Some breeders will have a questionnaire they want you to complete before considering you as a potential home.  These may vary a great deal in length and specifics.  Take these seriously and fill out the questions carefully and honestly.

Stay in touch

If you are on a waiting list – don’t be afraid to periodically let the breeder know you are still out there and still looking for a puppy.


Breeders differ in their approach to deposits: some take deposits while others don’t. Ask exactly what the deposit guarantees and the refund policies.

Getting your puppy

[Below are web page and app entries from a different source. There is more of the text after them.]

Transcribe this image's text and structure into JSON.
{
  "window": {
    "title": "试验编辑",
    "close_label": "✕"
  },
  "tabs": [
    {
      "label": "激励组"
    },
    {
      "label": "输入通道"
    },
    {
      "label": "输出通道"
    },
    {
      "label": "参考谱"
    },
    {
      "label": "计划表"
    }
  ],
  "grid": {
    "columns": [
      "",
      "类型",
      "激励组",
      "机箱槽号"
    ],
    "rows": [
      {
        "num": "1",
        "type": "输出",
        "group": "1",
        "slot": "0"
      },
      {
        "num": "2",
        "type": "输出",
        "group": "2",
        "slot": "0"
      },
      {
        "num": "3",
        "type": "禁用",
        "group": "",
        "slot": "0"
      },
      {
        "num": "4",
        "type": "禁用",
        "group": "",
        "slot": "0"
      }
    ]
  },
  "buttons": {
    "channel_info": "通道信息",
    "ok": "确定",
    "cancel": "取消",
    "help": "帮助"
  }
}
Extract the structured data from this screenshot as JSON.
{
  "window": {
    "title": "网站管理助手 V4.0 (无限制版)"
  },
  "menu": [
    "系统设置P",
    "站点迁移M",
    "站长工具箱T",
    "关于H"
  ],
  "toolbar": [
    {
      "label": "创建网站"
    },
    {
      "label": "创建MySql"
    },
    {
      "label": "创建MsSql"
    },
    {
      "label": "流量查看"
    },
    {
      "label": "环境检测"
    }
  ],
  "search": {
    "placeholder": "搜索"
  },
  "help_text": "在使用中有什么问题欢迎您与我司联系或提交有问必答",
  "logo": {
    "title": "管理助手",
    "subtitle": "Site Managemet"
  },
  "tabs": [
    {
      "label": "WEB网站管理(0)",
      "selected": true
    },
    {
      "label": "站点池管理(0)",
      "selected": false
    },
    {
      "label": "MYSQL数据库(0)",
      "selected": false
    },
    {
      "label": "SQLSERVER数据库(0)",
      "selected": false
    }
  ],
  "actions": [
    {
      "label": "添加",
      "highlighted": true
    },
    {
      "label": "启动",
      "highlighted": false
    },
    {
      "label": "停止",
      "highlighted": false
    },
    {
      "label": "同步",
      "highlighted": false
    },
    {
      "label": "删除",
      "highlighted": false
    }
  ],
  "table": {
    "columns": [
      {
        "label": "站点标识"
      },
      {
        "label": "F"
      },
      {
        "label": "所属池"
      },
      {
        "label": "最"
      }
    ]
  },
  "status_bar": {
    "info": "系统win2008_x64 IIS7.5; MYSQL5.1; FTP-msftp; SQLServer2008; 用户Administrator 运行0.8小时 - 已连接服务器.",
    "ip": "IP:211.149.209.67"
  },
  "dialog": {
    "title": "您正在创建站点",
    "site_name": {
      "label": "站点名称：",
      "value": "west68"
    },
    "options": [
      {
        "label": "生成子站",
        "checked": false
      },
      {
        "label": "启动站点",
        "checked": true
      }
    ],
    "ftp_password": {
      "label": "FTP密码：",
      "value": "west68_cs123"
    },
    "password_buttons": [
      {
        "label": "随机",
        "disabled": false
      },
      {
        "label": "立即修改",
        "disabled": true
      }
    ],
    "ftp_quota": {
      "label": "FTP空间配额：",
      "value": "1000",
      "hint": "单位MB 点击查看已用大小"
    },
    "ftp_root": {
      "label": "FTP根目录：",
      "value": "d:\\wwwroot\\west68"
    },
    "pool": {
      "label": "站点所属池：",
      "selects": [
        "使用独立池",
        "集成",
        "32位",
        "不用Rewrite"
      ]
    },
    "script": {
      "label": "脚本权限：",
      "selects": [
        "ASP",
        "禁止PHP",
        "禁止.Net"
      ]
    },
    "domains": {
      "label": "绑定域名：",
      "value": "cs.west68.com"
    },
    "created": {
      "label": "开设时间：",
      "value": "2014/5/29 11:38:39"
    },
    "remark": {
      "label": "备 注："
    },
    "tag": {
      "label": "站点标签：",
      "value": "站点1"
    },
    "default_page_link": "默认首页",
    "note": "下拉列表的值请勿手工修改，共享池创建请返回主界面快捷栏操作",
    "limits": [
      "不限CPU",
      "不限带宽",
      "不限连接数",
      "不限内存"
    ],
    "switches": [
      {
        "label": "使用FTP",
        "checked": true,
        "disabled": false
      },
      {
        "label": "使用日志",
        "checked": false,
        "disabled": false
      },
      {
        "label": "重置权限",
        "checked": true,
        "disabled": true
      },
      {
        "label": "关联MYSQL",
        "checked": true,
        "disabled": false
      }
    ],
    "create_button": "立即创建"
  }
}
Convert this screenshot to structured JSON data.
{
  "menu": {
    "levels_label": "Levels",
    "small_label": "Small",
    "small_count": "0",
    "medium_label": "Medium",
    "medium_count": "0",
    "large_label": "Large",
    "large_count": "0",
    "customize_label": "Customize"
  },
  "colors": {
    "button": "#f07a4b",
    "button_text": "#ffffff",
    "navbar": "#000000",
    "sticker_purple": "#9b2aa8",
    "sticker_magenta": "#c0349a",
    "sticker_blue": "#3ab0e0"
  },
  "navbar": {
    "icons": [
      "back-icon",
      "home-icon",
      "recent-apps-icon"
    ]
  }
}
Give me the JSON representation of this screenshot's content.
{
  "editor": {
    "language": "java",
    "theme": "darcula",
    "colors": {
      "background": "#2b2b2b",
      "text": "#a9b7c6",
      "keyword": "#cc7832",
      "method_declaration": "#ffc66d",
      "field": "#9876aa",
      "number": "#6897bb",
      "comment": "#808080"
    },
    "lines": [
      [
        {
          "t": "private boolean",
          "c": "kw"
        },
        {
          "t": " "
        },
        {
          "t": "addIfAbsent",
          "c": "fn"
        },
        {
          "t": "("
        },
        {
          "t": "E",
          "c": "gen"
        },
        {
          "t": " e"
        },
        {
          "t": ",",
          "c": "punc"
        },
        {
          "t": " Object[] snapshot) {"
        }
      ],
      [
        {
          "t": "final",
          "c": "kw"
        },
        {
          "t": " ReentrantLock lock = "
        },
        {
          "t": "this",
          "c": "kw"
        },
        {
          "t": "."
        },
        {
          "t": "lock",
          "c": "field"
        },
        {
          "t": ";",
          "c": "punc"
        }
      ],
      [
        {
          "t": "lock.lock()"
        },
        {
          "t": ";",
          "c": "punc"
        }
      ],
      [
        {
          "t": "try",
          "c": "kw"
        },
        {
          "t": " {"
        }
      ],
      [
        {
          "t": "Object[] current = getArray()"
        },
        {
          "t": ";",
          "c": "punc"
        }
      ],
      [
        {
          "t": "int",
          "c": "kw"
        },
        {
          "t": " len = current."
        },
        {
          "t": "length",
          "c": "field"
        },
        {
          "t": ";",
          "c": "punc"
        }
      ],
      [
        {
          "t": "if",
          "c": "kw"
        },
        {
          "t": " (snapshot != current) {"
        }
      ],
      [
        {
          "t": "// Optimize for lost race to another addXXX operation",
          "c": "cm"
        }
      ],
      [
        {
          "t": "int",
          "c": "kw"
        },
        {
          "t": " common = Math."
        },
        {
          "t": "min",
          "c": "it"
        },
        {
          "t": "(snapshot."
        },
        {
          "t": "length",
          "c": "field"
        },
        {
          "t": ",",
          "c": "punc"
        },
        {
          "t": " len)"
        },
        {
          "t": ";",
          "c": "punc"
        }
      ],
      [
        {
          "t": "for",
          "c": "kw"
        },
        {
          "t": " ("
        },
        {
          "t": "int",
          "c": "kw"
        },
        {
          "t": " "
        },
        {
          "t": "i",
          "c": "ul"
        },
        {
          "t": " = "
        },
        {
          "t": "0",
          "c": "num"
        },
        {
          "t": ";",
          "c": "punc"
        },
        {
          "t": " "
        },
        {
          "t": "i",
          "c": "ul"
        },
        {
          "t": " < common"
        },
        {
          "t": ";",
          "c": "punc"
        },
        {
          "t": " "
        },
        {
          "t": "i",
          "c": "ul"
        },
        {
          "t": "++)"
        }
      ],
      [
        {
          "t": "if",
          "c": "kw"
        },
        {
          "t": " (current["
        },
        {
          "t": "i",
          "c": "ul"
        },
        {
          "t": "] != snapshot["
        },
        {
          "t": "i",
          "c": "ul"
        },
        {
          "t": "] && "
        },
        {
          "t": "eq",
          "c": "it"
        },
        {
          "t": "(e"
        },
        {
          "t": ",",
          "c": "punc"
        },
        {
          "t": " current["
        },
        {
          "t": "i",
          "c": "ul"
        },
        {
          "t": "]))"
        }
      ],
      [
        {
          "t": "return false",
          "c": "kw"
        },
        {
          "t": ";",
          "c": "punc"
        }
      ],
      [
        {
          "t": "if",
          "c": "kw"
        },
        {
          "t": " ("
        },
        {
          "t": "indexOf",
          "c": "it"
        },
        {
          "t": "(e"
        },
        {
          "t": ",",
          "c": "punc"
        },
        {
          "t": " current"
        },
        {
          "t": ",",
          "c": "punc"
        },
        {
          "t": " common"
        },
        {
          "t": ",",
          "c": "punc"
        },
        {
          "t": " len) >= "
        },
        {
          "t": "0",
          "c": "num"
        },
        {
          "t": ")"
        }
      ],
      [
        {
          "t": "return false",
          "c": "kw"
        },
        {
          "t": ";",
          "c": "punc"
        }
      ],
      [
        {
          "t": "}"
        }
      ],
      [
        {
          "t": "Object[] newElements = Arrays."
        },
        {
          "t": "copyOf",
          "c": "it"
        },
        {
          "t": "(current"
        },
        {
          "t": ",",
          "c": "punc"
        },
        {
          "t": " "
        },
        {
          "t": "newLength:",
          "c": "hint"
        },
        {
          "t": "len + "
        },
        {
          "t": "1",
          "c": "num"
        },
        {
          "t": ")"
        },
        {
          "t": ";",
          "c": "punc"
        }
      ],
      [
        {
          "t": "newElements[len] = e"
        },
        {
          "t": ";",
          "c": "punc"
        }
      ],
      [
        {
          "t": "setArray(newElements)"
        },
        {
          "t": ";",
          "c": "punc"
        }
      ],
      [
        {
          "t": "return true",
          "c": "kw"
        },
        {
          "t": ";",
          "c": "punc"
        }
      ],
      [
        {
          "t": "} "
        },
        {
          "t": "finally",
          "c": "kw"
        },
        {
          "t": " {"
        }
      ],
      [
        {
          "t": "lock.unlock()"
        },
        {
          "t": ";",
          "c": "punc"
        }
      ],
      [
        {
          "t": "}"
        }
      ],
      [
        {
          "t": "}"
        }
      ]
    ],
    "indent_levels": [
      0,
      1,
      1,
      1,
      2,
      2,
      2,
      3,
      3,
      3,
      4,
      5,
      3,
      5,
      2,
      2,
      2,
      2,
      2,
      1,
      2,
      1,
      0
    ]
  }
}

You should expect to pay in full before the puppy is transferred to your care. The breeder should spend time with you going over the details of the purchase agreement details as well as the puppy’s health record including vet examination(s), testing results, deworming, and vaccinations (what and when given, when next due) and answering any questions you might have. In all likelihood the breeder will also discuss a great deal of other information with you.  Registration papers for the puppy will generally not be available at the time you pick the puppy up.  The regulations regarding registration papers stipulate that you must receive them within 6 months of taking possession of the puppy, along with a copy of the pedigree. Some breeders will defer registration until you have had the puppy for several weeks to ensure that all is going well.


Should I consider for a rescue or rehomed Cairn?

Rehomed Cairns

Dogs are rehomed for a variety of reasons. Changing circumstances of the owner, such as death, disability, financial concerns or relocations are common reasons for rehoming. Breeders may rehome retired show or breeding dogs so these dogs can have the joy of having a home where they are a ‘one and only’ companion rather than being one of a group. These dogs are typically well loved, cared for,  trained and socialized.

Rescue Cairns

These are dogs that are often surrendered or removed from poor conditions (puppy mills, hoarding situations etc) or abandoned / stray dogs. Many are not purebred Cairns but may be Cairn mixes. You will have less information available to you as to past health issues, and temperament and getting a rescue does have a greater risk that you may end up with a dog that requires significant unanticipated financial resources, time and effort to address health and temperament issues. Rescue Cairns can be especially rewarding if you are prepared to put in the work needed to help these precious dogs. For families with young children, keep in mind that rescues often come with unknown baggage and you should take your time to assess how the dog interacts with children.  If you have any concerns, even small ones, it might be best to pass and continue your search.  Even if all looks good, you will have to be extra cautious in the early days to curate interactions between children and dog.  Keep in mind that it can take 3 months or more for a rescued Cairn that has been stressed, either by their prior living situation or the circumstances that brought them into rescue, to begin to truly settle into a new home. So be patient, get expert help in necessary and go slow, allowing the dog to set the pace.


How can I locate a rescued or rehomed Cairn?

  • Contact breeders to see if they have any Cairns that they may be planning to retire.
  • Breed rescue: Many breed specific rescues are not ‘bricks and mortar’ operations but operate as a volunteer network, on an as needed basis. When a Cairn is in need of rescue, the network will jump into action to obtain, transport and foster the dog, usually with a breeder or other experienced Cairn owner until a new home is found. This fostering time is very important as it will provide a ‘decompression’ period and allow the fosters to assess and intervene for health and temperament issues and, match the dog with a home that will be able to provide the best environment for the dog.
  • The CTCC Rescue network has regional representatives. Contact information can be found  under the Rescue Contacts button.  Be aware that the availability of rescue Cairns is limited - the frequency with which Cairns become available through rescue is low.  If you are open to a rescue, be in touch with our rescue coordinators but be prepared to wait.